• The data
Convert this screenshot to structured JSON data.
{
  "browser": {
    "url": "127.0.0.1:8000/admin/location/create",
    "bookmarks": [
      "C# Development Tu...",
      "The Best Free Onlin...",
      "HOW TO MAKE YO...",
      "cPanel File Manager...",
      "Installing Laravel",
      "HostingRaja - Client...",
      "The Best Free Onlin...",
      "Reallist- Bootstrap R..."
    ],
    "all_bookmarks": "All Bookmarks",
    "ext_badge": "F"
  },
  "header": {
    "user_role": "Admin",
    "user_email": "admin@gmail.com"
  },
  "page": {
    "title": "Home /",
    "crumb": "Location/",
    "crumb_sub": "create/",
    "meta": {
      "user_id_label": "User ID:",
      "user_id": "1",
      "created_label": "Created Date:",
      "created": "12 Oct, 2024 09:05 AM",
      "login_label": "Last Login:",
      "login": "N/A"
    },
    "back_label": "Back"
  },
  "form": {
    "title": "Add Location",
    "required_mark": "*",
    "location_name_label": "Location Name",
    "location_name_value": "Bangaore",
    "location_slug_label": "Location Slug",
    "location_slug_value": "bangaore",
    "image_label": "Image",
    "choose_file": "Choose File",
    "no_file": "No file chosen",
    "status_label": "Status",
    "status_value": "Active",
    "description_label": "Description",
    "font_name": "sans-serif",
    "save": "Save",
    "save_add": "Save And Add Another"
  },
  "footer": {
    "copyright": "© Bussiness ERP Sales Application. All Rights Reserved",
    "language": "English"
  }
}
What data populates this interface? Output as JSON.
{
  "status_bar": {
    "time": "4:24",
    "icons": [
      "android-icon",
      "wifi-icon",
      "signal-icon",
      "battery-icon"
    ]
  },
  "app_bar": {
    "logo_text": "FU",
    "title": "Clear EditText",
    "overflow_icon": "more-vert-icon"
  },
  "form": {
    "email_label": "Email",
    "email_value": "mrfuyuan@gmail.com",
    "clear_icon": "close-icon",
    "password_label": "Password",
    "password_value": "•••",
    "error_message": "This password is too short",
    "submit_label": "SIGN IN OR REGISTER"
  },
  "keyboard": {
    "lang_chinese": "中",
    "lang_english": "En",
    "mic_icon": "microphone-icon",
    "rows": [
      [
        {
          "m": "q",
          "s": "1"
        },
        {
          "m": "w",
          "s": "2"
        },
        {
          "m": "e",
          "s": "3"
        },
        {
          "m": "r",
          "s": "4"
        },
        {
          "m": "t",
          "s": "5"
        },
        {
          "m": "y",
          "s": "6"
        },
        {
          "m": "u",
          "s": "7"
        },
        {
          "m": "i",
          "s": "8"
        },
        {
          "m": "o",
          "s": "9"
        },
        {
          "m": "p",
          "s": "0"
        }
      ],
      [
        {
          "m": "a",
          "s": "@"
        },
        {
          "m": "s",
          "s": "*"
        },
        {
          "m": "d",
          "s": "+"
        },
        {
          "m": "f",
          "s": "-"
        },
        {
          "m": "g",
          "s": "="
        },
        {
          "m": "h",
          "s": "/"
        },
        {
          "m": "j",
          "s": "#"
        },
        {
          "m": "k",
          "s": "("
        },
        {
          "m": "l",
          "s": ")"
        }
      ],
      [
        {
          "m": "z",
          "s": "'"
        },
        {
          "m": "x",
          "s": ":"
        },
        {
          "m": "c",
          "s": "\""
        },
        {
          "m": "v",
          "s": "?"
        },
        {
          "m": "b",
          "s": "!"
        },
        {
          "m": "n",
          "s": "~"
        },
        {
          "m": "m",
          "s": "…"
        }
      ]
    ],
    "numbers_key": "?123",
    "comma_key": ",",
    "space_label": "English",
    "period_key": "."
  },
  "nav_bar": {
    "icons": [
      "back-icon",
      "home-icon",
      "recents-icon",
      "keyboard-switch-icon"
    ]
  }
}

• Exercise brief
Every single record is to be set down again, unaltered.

• Exercise answer
Convert this screenshot to structured JSON data.
{
  "browser": {
    "url": "127.0.0.1:8000/admin/location/create",
    "bookmarks": [
      "C# Development Tu...",
      "The Best Free Onlin...",
      "HOW TO MAKE YO...",
      "cPanel File Manager...",
      "Installing Laravel",
      "HostingRaja - Client...",
      "The Best Free Onlin...",
      "Reallist- Bootstrap R..."
    ],
    "all_bookmarks": "All Bookmarks",
    "ext_badge": "F"
  },
  "header": {
    "user_role": "Admin",
    "user_email": "admin@gmail.com"
  },
  "page": {
    "title": "Home /",
    "crumb": "Location/",
    "crumb_sub": "create/",
    "meta": {
      "user_id_label": "User ID:",
      "user_id": "1",
      "created_label": "Created Date:",
      "created": "12 Oct, 2024 09:05 AM",
      "login_label": "Last Login:",
      "login": "N/A"
    },
    "back_label": "Back"
  },
  "form": {
    "title": "Add Location",
    "required_mark": "*",
    "location_name_label": "Location Name",
    "location_name_value": "Bangaore",
    "location_slug_label": "Location Slug",
    "location_slug_value": "bangaore",
    "image_label": "Image",
    "choose_file": "Choose File",
    "no_file": "No file chosen",
    "status_label": "Status",
    "status_value": "Active",
    "description_label": "Description",
    "font_name": "sans-serif",
    "save": "Save",
    "save_add": "Save And Add Another"
  },
  "footer": {
    "copyright": "© Bussiness ERP Sales Application. All Rights Reserved",
    "language": "English"
  }
}
What data populates this interface? Output as JSON.
{
  "status_bar": {
    "time": "4:24",
    "icons": [
      "android-icon",
      "wifi-icon",
      "signal-icon",
      "battery-icon"
    ]
  },
  "app_bar": {
    "logo_text": "FU",
    "title": "Clear EditText",
    "overflow_icon": "more-vert-icon"
  },
  "form": {
    "email_label": "Email",
    "email_value": "mrfuyuan@gmail.com",
    "clear_icon": "close-icon",
    "password_label": "Password",
    "password_value": "•••",
    "error_message": "This password is too short",
    "submit_label": "SIGN IN OR REGISTER"
  },
  "keyboard": {
    "lang_chinese": "中",
    "lang_english": "En",
    "mic_icon": "microphone-icon",
    "rows": [
      [
        {
          "m": "q",
          "s": "1"
        },
        {
          "m": "w",
          "s": "2"
        },
        {
          "m": "e",
          "s": "3"
        },
        {
          "m": "r",
          "s": "4"
        },
        {
          "m": "t",
          "s": "5"
        },
        {
          "m": "y",
          "s": "6"
        },
        {
          "m": "u",
          "s": "7"
        },
        {
          "m": "i",
          "s": "8"
        },
        {
          "m": "o",
          "s": "9"
        },
        {
          "m": "p",
          "s": "0"
        }
      ],
      [
        {
          "m": "a",
          "s": "@"
        },
        {
          "m": "s",
          "s": "*"
        },
        {
          "m": "d",
          "s": "+"
        },
        {
          "m": "f",
          "s": "-"
        },
        {
          "m": "g",
          "s": "="
        },
        {
          "m": "h",
          "s": "/"
        },
        {
          "m": "j",
          "s": "#"
        },
        {
          "m": "k",
          "s": "("
        },
        {
          "m": "l",
          "s": ")"
        }
      ],
      [
        {
          "m": "z",
          "s": "'"
        },
        {
          "m": "x",
          "s": ":"
        },
        {
          "m": "c",
          "s": "\""
        },
        {
          "m": "v",
          "s": "?"
        },
        {
          "m": "b",
          "s": "!"
        },
        {
          "m": "n",
          "s": "~"
        },
        {
          "m": "m",
          "s": "…"
        }
      ]
    ],
    "numbers_key": "?123",
    "comma_key": ",",
    "space_label": "English",
    "period_key": "."
  },
  "nav_bar": {
    "icons": [
      "back-icon",
      "home-icon",
      "recents-icon",
      "keyboard-switch-icon"
    ]
  }
}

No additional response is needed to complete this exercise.